Monique and her husband decided permenent placement was the best thing for Esias and their family and began the adoption process. Since Monique had a previous relationship with Esias, this adoption was considered a Kinship Placement; however, the family still had to go through the struggle and excitement that come along with the adoption process.
Throughout the process, there were many trials that Esias and his new family had to face. Having been in care for six years of his life, he was often worried that he wouldn’t get adopted after all and might end up back with strangers. “He’d had so much rejection that he was worried about these complete strangers taking him in and never giving him back,” said Monique. Esias was searching for stability. Finally, after a year of living in the Hernandez home, his adoption was made official.

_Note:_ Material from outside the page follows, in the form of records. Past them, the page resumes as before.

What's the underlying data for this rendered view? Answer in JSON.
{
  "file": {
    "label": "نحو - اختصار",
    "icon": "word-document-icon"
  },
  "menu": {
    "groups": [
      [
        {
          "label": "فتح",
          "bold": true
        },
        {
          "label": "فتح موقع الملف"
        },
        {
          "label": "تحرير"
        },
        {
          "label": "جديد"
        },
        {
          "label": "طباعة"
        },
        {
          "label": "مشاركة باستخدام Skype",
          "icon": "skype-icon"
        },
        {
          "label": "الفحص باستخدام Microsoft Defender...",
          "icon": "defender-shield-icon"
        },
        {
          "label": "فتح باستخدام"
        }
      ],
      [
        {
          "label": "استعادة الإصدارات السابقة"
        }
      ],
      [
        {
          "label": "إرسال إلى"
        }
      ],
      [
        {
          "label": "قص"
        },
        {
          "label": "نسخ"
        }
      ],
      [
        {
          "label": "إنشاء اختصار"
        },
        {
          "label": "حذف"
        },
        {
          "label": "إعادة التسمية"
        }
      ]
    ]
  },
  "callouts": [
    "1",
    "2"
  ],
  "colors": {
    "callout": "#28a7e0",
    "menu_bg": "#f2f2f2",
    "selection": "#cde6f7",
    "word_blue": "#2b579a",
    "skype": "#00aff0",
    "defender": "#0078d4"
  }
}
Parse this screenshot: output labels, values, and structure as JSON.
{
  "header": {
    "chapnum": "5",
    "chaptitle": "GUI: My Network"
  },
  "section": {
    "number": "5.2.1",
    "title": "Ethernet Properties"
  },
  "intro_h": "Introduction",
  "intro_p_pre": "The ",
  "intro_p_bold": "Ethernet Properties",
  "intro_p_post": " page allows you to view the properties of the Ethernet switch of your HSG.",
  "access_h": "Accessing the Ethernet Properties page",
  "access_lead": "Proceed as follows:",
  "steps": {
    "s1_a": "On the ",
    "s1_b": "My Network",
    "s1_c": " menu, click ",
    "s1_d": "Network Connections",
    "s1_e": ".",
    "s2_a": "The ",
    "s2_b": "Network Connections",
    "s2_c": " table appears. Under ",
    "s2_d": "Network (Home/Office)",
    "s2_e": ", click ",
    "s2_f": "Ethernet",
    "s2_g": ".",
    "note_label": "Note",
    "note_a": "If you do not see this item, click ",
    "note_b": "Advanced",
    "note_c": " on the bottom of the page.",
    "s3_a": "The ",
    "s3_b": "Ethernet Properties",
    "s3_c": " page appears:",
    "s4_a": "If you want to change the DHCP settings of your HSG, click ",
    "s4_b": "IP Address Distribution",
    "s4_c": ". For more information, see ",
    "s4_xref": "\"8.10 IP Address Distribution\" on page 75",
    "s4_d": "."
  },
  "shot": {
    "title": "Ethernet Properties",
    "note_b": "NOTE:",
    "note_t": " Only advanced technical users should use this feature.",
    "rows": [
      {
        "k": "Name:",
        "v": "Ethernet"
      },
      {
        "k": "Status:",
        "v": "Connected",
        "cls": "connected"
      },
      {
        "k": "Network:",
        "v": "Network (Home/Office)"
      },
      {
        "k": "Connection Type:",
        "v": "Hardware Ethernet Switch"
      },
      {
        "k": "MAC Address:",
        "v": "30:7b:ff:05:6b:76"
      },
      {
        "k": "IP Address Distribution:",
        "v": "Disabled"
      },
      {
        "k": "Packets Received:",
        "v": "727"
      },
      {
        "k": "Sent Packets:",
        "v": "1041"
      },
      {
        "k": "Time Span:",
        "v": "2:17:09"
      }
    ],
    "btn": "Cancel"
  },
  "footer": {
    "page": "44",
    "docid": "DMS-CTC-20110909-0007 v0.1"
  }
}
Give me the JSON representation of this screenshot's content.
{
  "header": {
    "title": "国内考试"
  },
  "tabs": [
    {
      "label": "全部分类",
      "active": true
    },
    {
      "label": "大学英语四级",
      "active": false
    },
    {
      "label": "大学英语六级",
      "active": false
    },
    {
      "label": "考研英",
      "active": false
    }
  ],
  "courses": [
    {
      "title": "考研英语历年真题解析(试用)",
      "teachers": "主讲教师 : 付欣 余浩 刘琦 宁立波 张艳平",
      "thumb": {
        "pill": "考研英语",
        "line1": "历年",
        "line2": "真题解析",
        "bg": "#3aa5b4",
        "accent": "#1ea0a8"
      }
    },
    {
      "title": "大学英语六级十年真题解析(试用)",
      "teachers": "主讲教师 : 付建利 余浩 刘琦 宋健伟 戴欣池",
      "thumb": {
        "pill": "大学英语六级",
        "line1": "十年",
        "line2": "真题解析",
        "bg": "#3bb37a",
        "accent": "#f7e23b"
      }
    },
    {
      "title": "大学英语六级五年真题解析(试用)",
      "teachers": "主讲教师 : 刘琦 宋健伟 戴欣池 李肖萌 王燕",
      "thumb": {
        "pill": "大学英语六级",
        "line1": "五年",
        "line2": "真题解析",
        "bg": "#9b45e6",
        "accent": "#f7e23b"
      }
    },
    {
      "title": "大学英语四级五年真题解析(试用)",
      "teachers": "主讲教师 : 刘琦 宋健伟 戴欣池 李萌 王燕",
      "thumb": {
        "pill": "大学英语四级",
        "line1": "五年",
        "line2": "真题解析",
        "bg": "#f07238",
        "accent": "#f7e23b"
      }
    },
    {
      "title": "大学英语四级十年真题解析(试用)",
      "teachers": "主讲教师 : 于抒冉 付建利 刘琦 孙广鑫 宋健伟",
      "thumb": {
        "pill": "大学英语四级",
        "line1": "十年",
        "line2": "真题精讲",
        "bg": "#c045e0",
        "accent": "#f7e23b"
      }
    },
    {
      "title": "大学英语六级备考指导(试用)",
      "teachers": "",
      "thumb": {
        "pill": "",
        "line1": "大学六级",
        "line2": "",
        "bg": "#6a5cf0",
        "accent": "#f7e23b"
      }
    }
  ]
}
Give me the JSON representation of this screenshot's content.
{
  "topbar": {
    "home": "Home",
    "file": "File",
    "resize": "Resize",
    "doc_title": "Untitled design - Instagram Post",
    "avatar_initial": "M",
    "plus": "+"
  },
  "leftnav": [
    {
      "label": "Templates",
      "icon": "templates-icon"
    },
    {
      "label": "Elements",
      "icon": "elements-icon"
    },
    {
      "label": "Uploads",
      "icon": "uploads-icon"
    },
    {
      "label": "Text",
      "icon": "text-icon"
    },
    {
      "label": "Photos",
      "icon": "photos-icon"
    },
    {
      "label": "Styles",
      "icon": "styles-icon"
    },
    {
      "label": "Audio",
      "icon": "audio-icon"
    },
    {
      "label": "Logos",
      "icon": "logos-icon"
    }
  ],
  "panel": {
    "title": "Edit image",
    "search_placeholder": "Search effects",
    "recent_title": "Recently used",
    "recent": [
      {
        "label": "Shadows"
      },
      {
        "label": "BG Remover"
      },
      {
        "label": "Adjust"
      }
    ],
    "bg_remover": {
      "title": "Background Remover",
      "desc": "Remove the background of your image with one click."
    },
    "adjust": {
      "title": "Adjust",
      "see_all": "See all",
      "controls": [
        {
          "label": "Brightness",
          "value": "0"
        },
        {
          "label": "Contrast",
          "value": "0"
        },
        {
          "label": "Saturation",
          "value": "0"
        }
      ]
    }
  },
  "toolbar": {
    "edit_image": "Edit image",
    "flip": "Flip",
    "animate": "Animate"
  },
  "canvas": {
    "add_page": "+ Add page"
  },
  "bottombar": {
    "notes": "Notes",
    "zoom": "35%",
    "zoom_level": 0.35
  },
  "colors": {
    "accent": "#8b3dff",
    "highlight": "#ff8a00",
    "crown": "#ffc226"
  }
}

The process has been one that Monique and her family have taken in stride. She says, “I didn’t have any expectations. I just went with it and took it one day at a time. We cry when we need to cry, laugh when we need to laugh, and pray when we need to pray. We stayed very flexible. We don’t make decisions or react on emotion. We act on fact. We love the way God has taught us, patient and kind.” This attitude is the one that helped bring this special young man into a family that loves him.
For Monique, there are so many things about Esias that have changed since he became a part of her family. One of those changes, his name. Esias felt so connected to his new family that he chose a name that meant something to them all. Upon learning he was going to be adopted, Esias told his class at school, “Start calling me Armando because I’m getting adopted on Thursday.” Armando chose his name because it was Monique’s father’s name and it felt like the name he always wanted.
Monique isn’t the only one whose experience with Armando has been something special. Gerardo, Monique’s husband, says Armando is the son he always wanted. There are so many things that they spend time doing together, so many ways that they just “click.” The most spectacular thing about their relationship according to Gerardo? They choose to have it, it is a parent-and-child relationship that was hand-selected, and that means something special to them.
If you ask Monique what Armando is like now, she can’t say enough about her son. “It doesn’t feel like work with him. The way he smiles and lights up when he gets to answer questions about his family and how many siblings he has. It’s indescribable how someone so young can change us and influence us and teach us,” says Monique.
Armando is constantly growing and changing – he is becoming who he was meant to be, and Monique and Gerardo couldn’t be more proud. Monique says it best when she describes how she feels about his presence in their family, “He’s supposed to be here… it’s so hard to find the perfect words, but you don’t have to have a child from the beginning for him to be your child.”